Former chief risk officer of First Citizens Philip Rahaman, whose purchase of 659,588 shares from the bank during its Initial Public Offering (IPO) has triggered several investigations, paid for his shares with two Republic Bank cheques through his broker Bourse Securities.
And Bourse Securities, through its Savinvest Structured Investment Fund, funded part of his investment.
Managing director of Bourse Subhas Ramkhelawan, who is also chairman of the Trinidad and Tobago Stock Exchange (TTSE), has maintained he cannot “divulge whether an individual or group is a client” or whether he was part of the transaction but has maintained there was no wrong-doing on the part of Bourse.
Continuing investigations by the Express into the share transaction confirm Rahaman used Bourse as his broker for the $14.5 million transaction.
In his application form for the shares, Rahaman declared it was a non-cash transaction in the amount of $14,499,936.
Two cheques, which the Express has copies of, were issued by Bourse on August 12, 2013 to First Citizens Brokerage and Advisory Services (FCIS)—the first was for $13,999,942 and the second was for $499,994.
Rahaman had declared in his form, that the funds were “a combination of savings and bank debt”.
In an audit conducted by the bank and dated March 24, it noted: “To date, there was no evidence to support whether the required declaration as it relates to external financing has been made by Mr Rahaman. Checks on his employee file as well as with his direct line of reporting the bank CEO Mr Nath, has not unearthed the required declaration to support the Bank Debt referred to in his source of funds declaration to support his subscription of shares.”
The Express understands Rahaman’s external financing was sourced from Bourse, from its Savinvest Structured Investment Fund, through a margin facility.
The fund is an open-ended fund and was valued at $93,439,147 as at February 28, 2014.
Rahaman was fired from the bank on March 25 following the audit. He had sold the 634,588 shares for $26.7 million, making a profit of approximately $12.2 million having already pocketed $718,950.92 in dividends from the bank in December.
Rahaman, as a bank officer, was obligated to sell his shares on the open market. On January 14, when the volume of shares was sold at $42.15 a share, it was priced well above the market price which had averaged about $35, which enabled a specific buyer to acquire it. The Sunday Express reported the shares were sold to Rahaman’s cousin, Imtiaz Rahaman (the chairman of Bourse Securities), Imtiaz’s mother Alia Rita Rahaman and five companies owned by the Rahaman family-controlled Rahamut Group.
Investigations by the Sunday Express have revealed the profit was simply a paper profit as no cash was exchanged in the transaction.
Under the SEC, Rahaman is a registered broker of Government bonds and has been registered since March 18, 2011 under his legal name Hassan Philip Rahaman.
The Express understands that under the SEC regulations, he was expected to inform them of his share transaction.
On January 16, Rahaman wrote to the director the SEC’s Market Regulation and Surveillance Division to inform them of his transaction on January 14. (See letter).
On February 7, Bourse Securities wrote to First Citizens Investment Services Ltd general manager Jason Julien to confirm that Rahaman had declared his source of funds.
“We acknowledge receipt of your letter dated 24th January 2014 with respect to Mr Hassan Philip Rahaman.

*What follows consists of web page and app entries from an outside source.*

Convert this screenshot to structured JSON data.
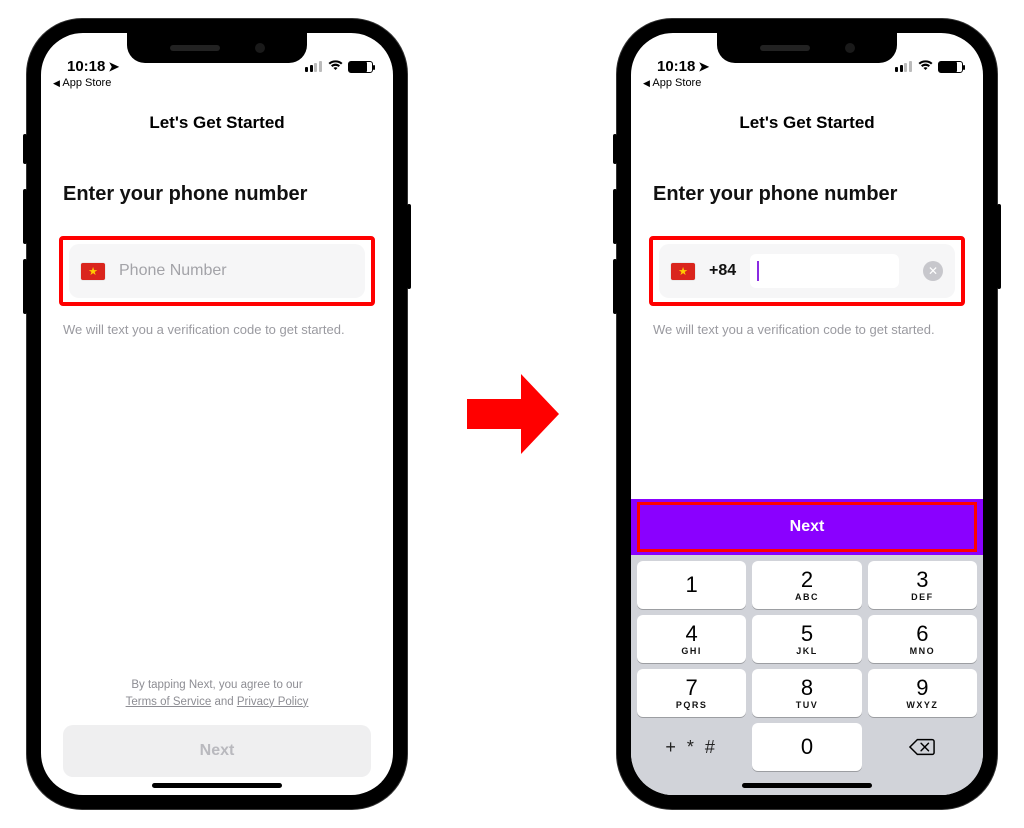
{
  "status": {
    "time": "10:18",
    "back_to_app": "App Store"
  },
  "header": {
    "title": "Let's Get Started"
  },
  "form": {
    "heading": "Enter your phone number",
    "flag_icon": "vietnam-flag",
    "placeholder": "Phone Number",
    "dial_code": "+84",
    "hint": "We will text you a verification code to get started."
  },
  "legal": {
    "prefix": "By tapping Next, you agree to our",
    "tos": "Terms of Service",
    "and": "and",
    "privacy": "Privacy Policy"
  },
  "buttons": {
    "next": "Next"
  },
  "keypad": {
    "keys": [
      {
        "num": "1",
        "letters": ""
      },
      {
        "num": "2",
        "letters": "ABC"
      },
      {
        "num": "3",
        "letters": "DEF"
      },
      {
        "num": "4",
        "letters": "GHI"
      },
      {
        "num": "5",
        "letters": "JKL"
      },
      {
        "num": "6",
        "letters": "MNO"
      },
      {
        "num": "7",
        "letters": "PQRS"
      },
      {
        "num": "8",
        "letters": "TUV"
      },
      {
        "num": "9",
        "letters": "WXYZ"
      }
    ],
    "symbols": "+ * #",
    "zero": "0"
  }
}
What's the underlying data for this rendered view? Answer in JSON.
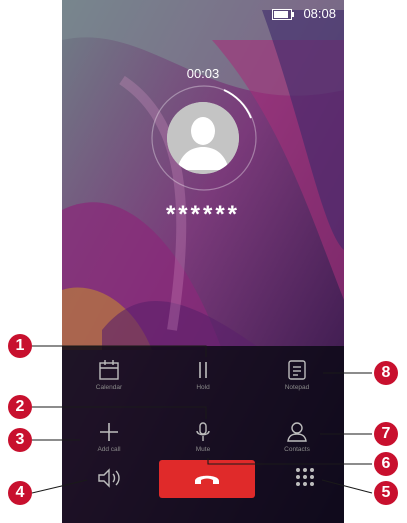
{
  "status_bar": {
    "time": "08:08",
    "battery_level": 0.9
  },
  "call": {
    "duration": "00:03",
    "caller_number": "******"
  },
  "actions": [
    {
      "id": "calendar",
      "label": "Calendar",
      "icon": "calendar-icon"
    },
    {
      "id": "hold",
      "label": "Hold",
      "icon": "pause-icon"
    },
    {
      "id": "notepad",
      "label": "Notepad",
      "icon": "notepad-icon"
    },
    {
      "id": "add-call",
      "label": "Add call",
      "icon": "plus-icon"
    },
    {
      "id": "mute",
      "label": "Mute",
      "icon": "microphone-icon"
    },
    {
      "id": "contacts",
      "label": "Contacts",
      "icon": "person-icon"
    }
  ],
  "bottom_bar": {
    "speaker_icon": "speaker-icon",
    "end_call_icon": "end-call-icon",
    "dialpad_icon": "dialpad-icon",
    "end_call_color": "#e02a2a"
  },
  "callouts": [
    "1",
    "2",
    "3",
    "4",
    "5",
    "6",
    "7",
    "8"
  ],
  "colors": {
    "callout": "#c8102e",
    "label": "#8a8a8a"
  }
}
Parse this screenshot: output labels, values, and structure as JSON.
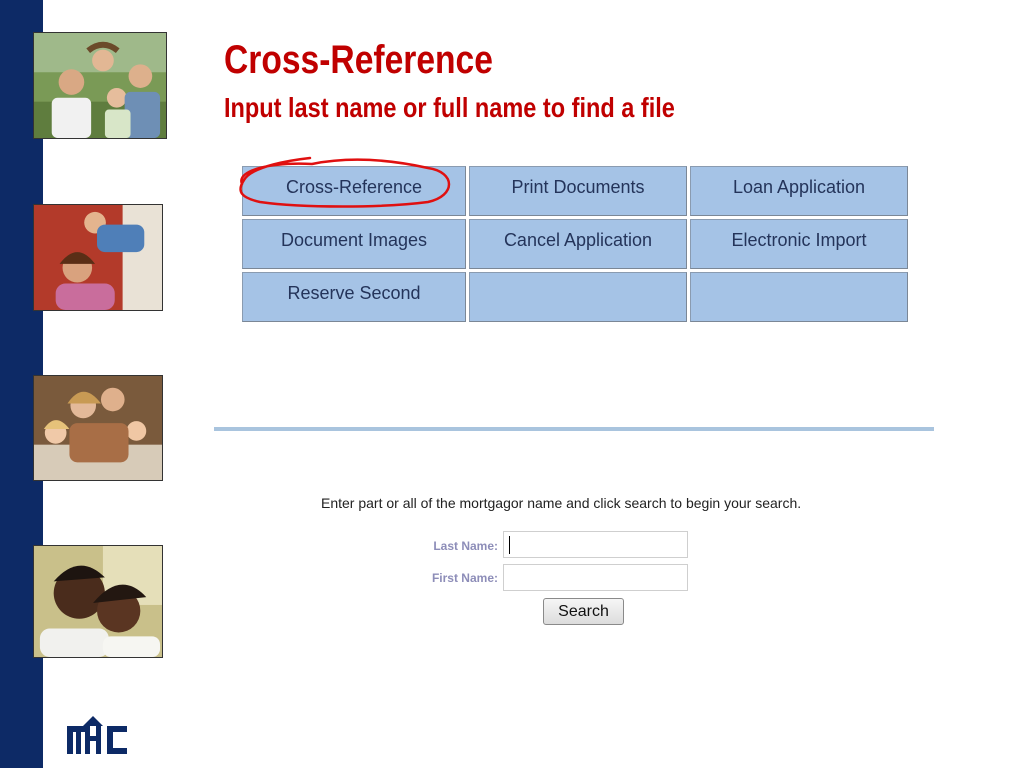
{
  "header": {
    "title": "Cross-Reference",
    "subtitle": "Input last name or full name to find a file"
  },
  "menu": {
    "items": [
      {
        "label": "Cross-Reference"
      },
      {
        "label": "Print Documents"
      },
      {
        "label": "Loan Application"
      },
      {
        "label": "Document Images"
      },
      {
        "label": "Cancel Application"
      },
      {
        "label": "Electronic Import"
      },
      {
        "label": "Reserve Second"
      },
      {
        "label": ""
      },
      {
        "label": ""
      }
    ],
    "highlighted_item": "Cross-Reference"
  },
  "search": {
    "instructions": "Enter part or all of the mortgagor name and click search to begin your search.",
    "last_name_label": "Last Name:",
    "first_name_label": "First Name:",
    "last_name_value": "",
    "first_name_value": "",
    "button_label": "Search"
  },
  "sidebar": {
    "photos": [
      "family-photo-icon",
      "parent-child-photo-icon",
      "family-couch-photo-icon",
      "couple-photo-icon"
    ],
    "logo": "mhc-logo-icon"
  },
  "colors": {
    "sidebar": "#0d2a66",
    "title": "#c00000",
    "menu_cell": "#a5c3e6",
    "divider": "#a9c4de",
    "highlight": "#e01010"
  }
}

As you are aware client confidentiality prohibits us from providing information except in the case of a legal mandate to do so,” a letter signed by Ramkhelawan stated.
On February 19, the TTSE wrote to First Citizens to question with regard to Rule 604, why the trades of its former chief risk officer Philip Rahaman were not reported.
Rahaman’s trade was conducted on January 14 and was reported to chief executive Larry Nath.
On February 14, shareholder activist Peter Permell issued a release questioning how Rahaman was allowed to purchase the volume of shares, which he did.
Five days later, the TTSE wrote to the bank’s corporate secretary Sharon Christopher on why the trades were not reported under Rule 604.
In response, Christopher responded on February 20: “We are aware of the requirement of Rule 604 of the TTSE. Indeed the activities to be undertaken in accordance with this rule are part of our written procedures. Notwithstanding, through inadvertence, the reporting to TTSE was not adhered to in this instance. We apologise for this and assure you that more stringent measures have been put in place to ensure that this does not recur,” the letter read.
On March 12, the TTSE issued a notice on its website of Rahaman’s transaction.
Ramkhelawan, in an interview on the CNC3’s Early Morning show yesterday, said the “angst” in the public’s mind over the First Citizens IPO was because of misinformation and misreporting. He maintained there was no wrongdoing on the part of Bourse. With regard to the quantum of shares purchased by Rahaman, he said that information would have resided with First Citizens Investment Service.